The decades-long dream to create the Martin Luther King Jr. National Memorial in Washington, D.C., will become a reality on Aug. 28. Fifteen years in the making, the memorial faced challenges—ranging from an extensive approval process to a site on the National Mall made of fill from the Potomac River—before construction could start in late 2009. Two years later, the design-build team, the first use of the delivery system for a memorial on the Mall, will deliver the $120-million vision within walking distance of the spot where Dr. King delivered his “I Have a Dream” speech 48 years ago.

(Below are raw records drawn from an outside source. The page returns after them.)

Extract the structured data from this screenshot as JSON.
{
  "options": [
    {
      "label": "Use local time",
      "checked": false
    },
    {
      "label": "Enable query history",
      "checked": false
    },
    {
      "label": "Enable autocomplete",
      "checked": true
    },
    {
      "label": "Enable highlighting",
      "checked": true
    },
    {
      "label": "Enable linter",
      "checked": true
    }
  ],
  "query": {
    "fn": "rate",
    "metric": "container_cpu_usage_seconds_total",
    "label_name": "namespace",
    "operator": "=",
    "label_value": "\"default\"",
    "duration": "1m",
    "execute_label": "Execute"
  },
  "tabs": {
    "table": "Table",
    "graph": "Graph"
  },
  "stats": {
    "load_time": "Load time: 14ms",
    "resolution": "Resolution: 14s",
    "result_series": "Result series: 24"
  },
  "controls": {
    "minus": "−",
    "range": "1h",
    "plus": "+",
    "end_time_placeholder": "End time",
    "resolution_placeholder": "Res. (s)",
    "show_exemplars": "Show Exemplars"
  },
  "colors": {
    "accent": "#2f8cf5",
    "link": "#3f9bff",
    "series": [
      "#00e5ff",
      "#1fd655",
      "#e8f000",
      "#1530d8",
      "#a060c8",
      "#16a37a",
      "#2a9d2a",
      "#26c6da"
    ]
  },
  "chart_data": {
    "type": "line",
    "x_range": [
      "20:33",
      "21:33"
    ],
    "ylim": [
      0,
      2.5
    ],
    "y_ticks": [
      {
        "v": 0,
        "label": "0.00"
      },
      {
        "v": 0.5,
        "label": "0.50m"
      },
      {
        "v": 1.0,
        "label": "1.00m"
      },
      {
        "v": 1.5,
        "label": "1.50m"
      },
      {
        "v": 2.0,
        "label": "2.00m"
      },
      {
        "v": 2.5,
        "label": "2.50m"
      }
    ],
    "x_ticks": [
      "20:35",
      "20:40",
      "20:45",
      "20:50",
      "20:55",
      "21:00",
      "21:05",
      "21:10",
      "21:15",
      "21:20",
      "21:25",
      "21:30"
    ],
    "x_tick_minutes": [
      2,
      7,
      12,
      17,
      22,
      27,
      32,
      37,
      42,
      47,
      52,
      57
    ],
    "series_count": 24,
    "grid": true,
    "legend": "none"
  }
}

First authorized in 1996, the high-profile memorial has a mix of significant private and public stakeholders, including the Federal Commission of Fine Arts (FCFA), the National Park Service, the National Capital Planning Commission and the Martin Luther King Jr. National Memorial Project Foundation. Dr. Ed Jackson, executive architect with the foundation, says after ROMA Design Group of San Francisco won the design competition in 2000, negotiations began in earnest.